Aim of the task: Pick each line that has "transcription" out of the records.

Material for this exercise:

-=-=-=-=-

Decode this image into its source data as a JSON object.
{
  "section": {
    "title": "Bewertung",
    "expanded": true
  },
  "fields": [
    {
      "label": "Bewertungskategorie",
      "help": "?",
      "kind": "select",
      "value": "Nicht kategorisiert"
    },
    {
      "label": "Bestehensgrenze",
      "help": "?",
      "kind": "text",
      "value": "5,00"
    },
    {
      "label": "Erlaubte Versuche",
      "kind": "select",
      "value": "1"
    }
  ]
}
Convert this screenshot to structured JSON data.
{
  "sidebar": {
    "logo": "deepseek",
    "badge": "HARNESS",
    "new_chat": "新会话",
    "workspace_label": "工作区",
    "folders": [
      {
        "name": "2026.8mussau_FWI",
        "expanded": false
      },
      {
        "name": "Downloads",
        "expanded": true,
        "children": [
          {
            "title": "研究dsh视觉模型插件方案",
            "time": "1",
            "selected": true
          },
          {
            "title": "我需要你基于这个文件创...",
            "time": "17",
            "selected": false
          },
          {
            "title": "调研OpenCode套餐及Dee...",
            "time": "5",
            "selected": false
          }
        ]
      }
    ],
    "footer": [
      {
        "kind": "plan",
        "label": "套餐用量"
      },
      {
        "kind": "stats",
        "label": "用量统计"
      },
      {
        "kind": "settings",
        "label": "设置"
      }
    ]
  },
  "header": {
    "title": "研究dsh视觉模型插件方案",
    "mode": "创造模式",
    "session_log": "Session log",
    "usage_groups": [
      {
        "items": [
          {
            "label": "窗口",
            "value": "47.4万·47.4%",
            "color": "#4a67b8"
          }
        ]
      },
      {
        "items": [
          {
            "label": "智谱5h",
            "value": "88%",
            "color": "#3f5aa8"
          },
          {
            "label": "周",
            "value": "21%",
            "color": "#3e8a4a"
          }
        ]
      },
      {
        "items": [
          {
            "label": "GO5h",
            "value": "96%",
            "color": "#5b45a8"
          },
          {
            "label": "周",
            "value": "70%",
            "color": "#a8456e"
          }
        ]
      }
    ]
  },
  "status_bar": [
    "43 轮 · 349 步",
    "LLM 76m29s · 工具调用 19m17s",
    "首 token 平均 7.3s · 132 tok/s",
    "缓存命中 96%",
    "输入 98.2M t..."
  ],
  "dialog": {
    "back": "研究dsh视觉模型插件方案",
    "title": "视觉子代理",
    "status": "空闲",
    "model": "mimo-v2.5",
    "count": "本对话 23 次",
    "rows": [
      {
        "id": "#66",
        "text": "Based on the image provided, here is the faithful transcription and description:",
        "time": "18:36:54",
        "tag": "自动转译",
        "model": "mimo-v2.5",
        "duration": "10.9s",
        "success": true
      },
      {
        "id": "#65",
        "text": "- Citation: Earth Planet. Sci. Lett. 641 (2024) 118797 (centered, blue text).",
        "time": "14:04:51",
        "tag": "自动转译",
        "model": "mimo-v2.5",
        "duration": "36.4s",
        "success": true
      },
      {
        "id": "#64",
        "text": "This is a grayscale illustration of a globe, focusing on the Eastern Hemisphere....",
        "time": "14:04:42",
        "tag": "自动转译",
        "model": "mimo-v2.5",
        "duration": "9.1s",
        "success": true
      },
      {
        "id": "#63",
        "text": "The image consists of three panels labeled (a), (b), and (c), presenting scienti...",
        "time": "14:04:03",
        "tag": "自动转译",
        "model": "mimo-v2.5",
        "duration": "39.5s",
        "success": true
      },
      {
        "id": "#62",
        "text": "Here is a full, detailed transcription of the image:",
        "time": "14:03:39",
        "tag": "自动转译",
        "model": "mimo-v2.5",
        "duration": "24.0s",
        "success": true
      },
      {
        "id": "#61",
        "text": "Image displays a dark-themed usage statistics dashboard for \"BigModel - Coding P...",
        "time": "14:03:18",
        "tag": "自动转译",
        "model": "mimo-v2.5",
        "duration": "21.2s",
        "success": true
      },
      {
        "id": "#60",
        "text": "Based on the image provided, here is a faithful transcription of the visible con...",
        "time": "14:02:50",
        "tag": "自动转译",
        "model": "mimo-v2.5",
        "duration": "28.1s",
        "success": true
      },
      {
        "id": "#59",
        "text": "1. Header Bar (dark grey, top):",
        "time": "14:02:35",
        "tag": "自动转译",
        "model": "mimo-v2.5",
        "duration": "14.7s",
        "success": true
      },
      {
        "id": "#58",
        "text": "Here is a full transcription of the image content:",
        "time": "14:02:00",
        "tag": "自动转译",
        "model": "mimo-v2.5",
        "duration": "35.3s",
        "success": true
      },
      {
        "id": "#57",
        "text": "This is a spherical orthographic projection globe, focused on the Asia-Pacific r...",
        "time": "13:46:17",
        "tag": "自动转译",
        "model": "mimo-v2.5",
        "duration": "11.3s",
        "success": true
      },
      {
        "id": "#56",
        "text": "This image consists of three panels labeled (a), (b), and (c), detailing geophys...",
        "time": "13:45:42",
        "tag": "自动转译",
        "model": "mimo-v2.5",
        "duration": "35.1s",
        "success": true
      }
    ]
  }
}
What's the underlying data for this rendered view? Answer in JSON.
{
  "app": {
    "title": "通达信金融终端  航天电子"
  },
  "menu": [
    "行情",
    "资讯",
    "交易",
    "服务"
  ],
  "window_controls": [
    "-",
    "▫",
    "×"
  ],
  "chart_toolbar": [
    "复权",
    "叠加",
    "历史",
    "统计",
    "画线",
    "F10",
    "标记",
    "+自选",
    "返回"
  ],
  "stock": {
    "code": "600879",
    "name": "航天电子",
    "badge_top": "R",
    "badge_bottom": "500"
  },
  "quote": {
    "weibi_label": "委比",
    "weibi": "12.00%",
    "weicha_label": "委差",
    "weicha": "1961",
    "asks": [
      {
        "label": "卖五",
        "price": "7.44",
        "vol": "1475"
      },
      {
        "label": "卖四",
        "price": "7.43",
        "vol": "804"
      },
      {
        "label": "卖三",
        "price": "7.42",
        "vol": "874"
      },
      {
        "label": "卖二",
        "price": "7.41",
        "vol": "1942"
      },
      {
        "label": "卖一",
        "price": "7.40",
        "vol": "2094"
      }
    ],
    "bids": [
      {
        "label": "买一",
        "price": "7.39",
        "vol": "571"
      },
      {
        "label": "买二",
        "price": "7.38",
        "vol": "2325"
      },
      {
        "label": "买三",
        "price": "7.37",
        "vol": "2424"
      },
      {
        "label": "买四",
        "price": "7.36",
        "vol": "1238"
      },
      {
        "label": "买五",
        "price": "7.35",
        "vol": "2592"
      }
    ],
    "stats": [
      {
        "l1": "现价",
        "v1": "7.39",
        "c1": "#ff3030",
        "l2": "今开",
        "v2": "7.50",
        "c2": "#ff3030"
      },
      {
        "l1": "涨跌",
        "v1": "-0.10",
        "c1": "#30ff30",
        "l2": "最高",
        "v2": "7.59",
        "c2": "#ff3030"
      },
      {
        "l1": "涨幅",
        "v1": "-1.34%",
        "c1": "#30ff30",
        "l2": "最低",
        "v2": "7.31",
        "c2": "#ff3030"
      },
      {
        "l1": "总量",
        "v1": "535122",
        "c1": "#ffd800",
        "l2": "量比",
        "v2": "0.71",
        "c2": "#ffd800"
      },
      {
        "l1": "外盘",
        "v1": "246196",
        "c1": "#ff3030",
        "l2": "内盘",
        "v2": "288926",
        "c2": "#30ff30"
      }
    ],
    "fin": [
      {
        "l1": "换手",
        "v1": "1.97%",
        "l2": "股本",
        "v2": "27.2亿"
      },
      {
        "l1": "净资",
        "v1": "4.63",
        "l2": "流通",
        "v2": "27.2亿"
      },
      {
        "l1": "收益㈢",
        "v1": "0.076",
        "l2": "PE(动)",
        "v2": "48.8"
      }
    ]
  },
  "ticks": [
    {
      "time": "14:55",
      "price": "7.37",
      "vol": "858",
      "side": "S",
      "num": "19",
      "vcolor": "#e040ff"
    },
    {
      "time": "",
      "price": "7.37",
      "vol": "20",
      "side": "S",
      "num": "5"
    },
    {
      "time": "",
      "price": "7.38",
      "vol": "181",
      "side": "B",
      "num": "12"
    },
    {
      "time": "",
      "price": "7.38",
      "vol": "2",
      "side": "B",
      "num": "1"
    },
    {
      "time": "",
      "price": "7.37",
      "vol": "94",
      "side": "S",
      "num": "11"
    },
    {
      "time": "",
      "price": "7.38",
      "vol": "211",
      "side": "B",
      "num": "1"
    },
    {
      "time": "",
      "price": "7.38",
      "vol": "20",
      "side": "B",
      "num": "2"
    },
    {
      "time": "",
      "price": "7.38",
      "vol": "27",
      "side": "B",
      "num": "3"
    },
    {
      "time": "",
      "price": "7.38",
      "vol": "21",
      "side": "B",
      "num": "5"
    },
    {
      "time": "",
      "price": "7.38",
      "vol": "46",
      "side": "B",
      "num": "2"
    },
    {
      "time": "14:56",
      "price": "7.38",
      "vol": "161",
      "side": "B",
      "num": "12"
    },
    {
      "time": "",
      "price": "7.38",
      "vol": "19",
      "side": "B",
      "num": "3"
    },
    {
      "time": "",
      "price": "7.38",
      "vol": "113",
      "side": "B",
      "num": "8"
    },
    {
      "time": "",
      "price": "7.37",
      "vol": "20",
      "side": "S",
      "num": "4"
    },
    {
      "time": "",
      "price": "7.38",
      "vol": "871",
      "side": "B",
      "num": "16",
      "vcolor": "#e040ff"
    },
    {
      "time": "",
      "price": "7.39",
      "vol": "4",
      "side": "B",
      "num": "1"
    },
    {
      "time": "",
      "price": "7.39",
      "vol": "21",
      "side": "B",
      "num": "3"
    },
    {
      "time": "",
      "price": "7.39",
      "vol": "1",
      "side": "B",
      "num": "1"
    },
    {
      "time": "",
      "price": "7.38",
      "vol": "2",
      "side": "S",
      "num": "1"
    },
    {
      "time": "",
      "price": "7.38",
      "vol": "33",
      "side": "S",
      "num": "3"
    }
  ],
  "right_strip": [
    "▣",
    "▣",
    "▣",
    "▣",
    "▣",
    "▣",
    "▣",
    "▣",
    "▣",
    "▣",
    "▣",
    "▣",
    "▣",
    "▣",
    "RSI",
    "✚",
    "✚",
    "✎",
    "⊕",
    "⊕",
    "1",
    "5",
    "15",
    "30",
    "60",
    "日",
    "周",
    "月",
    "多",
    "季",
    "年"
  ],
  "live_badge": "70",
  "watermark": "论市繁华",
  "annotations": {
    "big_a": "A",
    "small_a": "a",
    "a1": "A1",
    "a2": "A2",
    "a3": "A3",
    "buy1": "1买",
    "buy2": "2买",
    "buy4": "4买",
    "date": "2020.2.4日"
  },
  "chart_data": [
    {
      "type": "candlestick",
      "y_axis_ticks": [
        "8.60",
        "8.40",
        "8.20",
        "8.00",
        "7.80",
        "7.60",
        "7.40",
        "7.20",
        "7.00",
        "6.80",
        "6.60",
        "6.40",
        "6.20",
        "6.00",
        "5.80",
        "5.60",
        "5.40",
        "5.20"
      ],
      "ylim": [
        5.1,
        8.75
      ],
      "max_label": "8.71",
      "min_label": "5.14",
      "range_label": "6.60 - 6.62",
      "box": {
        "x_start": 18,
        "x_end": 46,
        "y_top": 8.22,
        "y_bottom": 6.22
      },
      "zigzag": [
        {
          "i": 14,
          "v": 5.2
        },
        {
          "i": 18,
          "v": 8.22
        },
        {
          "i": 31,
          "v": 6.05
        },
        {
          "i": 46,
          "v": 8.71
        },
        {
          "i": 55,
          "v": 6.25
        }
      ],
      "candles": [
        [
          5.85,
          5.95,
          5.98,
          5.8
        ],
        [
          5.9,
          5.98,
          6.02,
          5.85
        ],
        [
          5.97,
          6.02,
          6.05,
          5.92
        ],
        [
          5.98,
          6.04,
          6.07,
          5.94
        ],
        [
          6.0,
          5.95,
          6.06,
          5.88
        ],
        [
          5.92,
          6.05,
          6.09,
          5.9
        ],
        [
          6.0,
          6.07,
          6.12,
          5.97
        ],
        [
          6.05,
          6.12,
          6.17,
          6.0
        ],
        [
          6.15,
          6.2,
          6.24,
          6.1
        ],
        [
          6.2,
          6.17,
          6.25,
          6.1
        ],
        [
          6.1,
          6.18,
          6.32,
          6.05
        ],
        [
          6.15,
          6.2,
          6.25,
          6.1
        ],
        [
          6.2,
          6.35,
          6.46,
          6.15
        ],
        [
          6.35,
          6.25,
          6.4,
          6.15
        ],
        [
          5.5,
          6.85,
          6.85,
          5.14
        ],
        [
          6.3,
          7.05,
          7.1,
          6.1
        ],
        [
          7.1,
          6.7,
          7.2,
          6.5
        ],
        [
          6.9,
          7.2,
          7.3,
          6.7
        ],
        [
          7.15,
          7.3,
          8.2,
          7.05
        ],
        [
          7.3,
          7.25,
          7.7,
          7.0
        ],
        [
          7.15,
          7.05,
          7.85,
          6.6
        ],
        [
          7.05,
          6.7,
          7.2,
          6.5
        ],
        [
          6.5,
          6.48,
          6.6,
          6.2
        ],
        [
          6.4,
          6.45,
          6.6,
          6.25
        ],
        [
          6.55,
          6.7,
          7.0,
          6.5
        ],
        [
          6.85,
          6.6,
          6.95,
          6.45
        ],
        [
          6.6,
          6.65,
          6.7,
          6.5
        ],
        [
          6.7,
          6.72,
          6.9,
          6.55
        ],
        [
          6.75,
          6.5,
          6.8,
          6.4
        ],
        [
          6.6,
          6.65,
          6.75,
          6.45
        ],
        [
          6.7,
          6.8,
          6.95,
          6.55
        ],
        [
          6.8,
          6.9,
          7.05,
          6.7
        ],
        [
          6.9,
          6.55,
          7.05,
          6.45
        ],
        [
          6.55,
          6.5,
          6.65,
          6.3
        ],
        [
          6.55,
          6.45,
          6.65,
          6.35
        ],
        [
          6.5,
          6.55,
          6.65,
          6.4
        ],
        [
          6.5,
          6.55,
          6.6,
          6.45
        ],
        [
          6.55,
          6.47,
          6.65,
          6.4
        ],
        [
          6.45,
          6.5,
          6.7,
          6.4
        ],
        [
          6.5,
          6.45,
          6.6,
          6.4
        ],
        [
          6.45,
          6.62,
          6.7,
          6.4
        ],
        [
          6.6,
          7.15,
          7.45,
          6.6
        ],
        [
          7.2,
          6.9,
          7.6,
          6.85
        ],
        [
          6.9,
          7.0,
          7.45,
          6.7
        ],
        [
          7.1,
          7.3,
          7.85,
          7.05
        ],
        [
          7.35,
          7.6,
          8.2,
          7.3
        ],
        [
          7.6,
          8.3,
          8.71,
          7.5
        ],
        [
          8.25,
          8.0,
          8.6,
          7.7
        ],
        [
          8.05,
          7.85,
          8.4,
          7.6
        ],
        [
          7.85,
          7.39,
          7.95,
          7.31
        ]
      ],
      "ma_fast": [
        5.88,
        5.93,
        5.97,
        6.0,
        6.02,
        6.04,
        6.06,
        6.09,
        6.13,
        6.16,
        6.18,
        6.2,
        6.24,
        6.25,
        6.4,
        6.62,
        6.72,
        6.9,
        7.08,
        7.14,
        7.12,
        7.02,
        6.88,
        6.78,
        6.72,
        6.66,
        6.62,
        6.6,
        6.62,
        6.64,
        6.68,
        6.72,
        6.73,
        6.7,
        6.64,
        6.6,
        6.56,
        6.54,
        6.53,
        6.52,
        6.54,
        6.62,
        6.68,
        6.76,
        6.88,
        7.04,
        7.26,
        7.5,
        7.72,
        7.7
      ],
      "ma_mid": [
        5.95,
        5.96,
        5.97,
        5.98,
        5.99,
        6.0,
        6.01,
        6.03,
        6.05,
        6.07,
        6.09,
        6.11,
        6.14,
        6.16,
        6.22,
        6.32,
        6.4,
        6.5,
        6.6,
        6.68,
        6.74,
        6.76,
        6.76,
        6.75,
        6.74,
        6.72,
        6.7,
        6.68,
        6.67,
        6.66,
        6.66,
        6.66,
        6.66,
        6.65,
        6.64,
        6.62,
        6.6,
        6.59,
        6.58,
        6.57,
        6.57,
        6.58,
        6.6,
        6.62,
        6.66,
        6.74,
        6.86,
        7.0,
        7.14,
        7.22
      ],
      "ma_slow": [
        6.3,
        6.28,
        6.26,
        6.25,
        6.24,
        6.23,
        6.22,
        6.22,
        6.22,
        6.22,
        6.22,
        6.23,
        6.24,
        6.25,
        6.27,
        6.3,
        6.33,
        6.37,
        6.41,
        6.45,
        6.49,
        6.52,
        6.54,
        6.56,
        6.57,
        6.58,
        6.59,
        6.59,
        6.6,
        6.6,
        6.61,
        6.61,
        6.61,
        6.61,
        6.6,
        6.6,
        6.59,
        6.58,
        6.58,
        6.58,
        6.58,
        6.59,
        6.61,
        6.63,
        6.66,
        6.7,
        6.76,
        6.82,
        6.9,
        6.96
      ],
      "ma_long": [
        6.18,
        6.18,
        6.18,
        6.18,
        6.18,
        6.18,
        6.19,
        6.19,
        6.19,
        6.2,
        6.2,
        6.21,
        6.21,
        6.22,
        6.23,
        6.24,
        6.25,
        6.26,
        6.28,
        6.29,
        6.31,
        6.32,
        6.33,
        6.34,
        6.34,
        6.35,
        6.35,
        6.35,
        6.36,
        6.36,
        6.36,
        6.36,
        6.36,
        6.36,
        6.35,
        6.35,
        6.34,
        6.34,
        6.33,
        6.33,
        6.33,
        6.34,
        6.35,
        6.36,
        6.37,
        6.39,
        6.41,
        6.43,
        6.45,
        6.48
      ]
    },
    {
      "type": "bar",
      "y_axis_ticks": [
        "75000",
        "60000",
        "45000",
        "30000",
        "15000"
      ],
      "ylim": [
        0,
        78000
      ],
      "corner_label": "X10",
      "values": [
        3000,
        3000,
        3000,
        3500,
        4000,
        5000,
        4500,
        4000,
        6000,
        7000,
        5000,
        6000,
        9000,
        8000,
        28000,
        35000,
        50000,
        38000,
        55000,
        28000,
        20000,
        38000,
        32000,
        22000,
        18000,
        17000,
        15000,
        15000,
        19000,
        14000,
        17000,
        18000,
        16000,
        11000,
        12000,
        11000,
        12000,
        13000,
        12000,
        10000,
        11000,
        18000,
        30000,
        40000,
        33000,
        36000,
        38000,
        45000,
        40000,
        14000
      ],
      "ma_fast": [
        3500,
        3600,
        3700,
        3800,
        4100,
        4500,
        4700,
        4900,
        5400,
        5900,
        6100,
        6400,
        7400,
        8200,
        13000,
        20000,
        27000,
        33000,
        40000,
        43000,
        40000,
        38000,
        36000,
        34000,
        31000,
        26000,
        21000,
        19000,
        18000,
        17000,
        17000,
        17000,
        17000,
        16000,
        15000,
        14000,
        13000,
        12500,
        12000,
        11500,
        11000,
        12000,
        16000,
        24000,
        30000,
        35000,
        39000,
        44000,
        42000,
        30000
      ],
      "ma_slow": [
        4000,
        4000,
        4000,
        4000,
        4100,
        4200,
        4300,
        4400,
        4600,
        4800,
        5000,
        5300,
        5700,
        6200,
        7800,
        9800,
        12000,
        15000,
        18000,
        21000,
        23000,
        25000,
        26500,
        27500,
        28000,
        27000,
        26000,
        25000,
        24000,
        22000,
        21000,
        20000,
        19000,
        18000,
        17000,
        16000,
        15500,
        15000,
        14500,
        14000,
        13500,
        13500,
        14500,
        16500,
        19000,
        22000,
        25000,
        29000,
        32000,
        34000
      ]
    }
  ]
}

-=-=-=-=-

Response:
        "text": "Based on the image provided, here is the faithful transcription and description:",
        "text": "Here is a full, detailed transcription of the image:",
        "text": "Based on the image provided, here is a faithful transcription of the visible con...",
        "text": "Here is a full transcription of the image content:",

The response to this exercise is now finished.